Germany on Wednesday rejected a fresh call from French President Francois Hollande to do more to promote economic growth in Europe, saying it was already pulling its weight.
Asked about comments made by the French leader this week calling for "stronger support of growth" by Germany, a government spokeswoman said Berlin saw "no reason" to change tack.
"Germany is already an important or even the most important growth engine in the eurozone," the spokeswoman, Christiane Wirtz, told reporters.
"Which is why these rather general comments coming from Paris give the German government no reason to make any corrections to its economic policy."
Hollande made the comments in an interview published on Monday, arguing that Germany's trade surplus and its relative fiscal health "would allow it to do more in terms of investment".
"That would be the biggest favour that Germany could do for France and for Europe," he said.
Since the start of the eurozone debt crisis in 2010, Germany has faced accusations that by failing to use its standing as Europe's biggest economy to do more to kickstart growth, it is leaving struggling partners in the lurch.
Meanwhile its insistence on fiscal discipline in exchange for aid to debt-mired countries has left Germany open to accusations that it is exacerbating the problems it aims to help solve.
Under Chancellor Angela Merkel's left-right "grand coalition" government which took power in December, Germany has pledged more public spending on infrastructure and education and has passed a national minimum wage which it says will boost consumer demand.
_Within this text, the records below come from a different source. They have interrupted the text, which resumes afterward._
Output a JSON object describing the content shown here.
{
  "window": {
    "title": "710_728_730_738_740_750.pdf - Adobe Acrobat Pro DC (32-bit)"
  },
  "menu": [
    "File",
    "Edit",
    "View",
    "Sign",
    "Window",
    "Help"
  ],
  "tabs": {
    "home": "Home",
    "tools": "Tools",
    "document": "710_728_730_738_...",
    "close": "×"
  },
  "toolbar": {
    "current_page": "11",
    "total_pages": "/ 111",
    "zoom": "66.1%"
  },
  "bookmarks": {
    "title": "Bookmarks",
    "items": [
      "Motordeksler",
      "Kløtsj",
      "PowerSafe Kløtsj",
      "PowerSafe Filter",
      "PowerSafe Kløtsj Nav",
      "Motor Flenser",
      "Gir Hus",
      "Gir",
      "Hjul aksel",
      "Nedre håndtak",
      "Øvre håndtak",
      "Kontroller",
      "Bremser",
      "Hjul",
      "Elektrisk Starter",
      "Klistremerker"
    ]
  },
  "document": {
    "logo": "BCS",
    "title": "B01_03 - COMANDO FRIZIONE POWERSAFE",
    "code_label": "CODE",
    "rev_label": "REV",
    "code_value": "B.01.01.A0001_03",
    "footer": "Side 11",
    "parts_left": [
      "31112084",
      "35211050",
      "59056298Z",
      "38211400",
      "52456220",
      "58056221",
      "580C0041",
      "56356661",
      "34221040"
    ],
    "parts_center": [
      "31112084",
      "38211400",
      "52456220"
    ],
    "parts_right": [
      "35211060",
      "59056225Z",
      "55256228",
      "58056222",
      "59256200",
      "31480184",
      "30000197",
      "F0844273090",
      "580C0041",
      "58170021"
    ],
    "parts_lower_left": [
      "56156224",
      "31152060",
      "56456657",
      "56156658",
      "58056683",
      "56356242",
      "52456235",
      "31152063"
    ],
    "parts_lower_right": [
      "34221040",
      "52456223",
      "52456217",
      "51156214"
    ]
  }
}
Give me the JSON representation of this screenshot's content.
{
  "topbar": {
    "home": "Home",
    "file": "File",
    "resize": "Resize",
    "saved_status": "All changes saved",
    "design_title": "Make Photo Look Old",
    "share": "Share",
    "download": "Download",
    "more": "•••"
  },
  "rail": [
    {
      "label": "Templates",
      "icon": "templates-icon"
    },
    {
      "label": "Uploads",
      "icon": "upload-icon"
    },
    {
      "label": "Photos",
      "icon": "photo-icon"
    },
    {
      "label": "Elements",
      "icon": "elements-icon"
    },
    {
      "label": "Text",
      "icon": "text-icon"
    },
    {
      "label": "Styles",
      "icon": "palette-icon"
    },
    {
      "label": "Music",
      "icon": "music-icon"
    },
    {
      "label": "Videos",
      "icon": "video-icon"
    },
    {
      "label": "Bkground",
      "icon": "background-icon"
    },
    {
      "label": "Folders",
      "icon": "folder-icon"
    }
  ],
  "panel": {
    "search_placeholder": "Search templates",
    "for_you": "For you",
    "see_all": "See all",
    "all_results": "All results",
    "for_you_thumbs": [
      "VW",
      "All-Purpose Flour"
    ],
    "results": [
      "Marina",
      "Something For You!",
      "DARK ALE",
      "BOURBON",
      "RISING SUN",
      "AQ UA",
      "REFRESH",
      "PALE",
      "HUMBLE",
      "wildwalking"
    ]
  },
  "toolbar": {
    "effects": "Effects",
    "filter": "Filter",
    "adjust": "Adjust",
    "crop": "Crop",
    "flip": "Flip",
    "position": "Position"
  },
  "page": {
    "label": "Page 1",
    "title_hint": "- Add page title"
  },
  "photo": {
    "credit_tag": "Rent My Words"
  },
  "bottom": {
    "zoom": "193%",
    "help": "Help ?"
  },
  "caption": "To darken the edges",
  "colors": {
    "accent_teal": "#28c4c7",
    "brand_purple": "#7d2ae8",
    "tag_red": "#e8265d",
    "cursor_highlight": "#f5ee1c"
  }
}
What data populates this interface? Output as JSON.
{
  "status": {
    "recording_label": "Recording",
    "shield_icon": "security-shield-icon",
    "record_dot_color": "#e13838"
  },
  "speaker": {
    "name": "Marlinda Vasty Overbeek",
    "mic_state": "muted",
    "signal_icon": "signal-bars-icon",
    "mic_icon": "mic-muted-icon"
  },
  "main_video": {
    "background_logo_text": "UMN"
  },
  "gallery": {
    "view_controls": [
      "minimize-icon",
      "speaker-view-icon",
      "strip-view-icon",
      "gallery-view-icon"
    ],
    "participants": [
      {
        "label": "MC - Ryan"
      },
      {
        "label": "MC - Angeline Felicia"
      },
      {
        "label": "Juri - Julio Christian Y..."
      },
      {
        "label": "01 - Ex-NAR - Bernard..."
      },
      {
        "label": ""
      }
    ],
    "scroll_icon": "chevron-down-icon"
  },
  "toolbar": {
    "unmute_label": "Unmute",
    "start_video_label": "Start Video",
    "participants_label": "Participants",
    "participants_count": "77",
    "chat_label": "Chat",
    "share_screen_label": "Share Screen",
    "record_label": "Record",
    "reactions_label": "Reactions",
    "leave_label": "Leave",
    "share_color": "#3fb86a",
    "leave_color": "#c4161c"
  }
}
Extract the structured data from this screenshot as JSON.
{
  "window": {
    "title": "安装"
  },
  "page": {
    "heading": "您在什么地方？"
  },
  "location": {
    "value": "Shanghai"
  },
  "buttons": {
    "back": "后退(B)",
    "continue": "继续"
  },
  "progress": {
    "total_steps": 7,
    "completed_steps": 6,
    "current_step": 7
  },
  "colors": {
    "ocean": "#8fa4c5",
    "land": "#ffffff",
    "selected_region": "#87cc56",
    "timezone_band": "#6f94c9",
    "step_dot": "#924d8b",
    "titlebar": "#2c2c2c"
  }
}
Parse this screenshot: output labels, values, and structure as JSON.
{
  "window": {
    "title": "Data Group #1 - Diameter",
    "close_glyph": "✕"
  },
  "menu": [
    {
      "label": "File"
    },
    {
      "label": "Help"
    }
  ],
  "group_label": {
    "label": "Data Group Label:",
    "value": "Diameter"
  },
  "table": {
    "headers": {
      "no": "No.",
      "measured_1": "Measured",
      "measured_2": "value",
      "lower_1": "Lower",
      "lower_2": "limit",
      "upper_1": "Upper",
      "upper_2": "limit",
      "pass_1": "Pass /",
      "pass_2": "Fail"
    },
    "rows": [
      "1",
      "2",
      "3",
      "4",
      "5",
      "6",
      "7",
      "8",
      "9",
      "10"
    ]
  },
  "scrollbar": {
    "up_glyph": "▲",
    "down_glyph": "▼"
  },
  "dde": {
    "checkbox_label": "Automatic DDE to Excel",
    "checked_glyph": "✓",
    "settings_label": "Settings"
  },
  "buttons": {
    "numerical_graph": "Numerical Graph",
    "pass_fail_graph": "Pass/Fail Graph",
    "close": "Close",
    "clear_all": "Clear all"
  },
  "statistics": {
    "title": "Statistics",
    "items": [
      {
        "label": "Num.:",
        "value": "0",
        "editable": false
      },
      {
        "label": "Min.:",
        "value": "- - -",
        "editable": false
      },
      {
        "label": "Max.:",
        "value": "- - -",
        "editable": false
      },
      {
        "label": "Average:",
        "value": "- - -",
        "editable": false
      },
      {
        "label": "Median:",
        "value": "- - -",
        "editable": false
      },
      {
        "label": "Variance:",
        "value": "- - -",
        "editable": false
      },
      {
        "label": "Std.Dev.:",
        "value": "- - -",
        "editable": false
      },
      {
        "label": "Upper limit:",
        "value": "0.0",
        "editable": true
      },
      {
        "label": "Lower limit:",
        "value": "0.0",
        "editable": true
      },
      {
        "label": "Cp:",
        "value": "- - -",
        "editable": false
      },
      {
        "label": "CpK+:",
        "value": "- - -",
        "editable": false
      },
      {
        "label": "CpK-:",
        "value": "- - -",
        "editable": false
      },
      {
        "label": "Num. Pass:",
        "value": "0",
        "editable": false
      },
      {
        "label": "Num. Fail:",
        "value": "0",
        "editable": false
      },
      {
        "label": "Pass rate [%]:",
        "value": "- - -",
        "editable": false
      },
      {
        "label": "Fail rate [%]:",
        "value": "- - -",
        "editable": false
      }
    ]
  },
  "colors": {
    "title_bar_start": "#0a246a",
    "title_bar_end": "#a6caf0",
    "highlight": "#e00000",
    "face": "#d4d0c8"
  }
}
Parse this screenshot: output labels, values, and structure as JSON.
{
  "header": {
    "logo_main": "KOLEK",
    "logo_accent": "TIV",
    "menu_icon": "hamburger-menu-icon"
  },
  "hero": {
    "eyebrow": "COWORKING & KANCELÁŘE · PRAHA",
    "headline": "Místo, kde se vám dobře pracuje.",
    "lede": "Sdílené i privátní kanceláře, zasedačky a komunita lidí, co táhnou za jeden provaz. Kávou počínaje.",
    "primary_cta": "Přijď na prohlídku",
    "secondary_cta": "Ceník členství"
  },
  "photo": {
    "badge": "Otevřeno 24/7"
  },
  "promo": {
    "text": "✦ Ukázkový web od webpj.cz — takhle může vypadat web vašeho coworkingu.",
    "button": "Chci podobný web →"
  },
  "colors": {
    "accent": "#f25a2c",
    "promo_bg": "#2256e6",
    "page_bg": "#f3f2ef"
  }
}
But it has continued to keep a tight lid on financial outlays to meet its goal of a balanced federal budget from 2015.
France, meanwhile, plans to cut spending and taxes to trim 18 billion euros ($24 billion) from the deficit this year and 50 billion euros in 2015.
But key indicators for the French economy -- the second-biggest in the zone -- suggest that it is lagging behind the recovery of other leading members of the European Union, notably Germany.
© 2014 AFP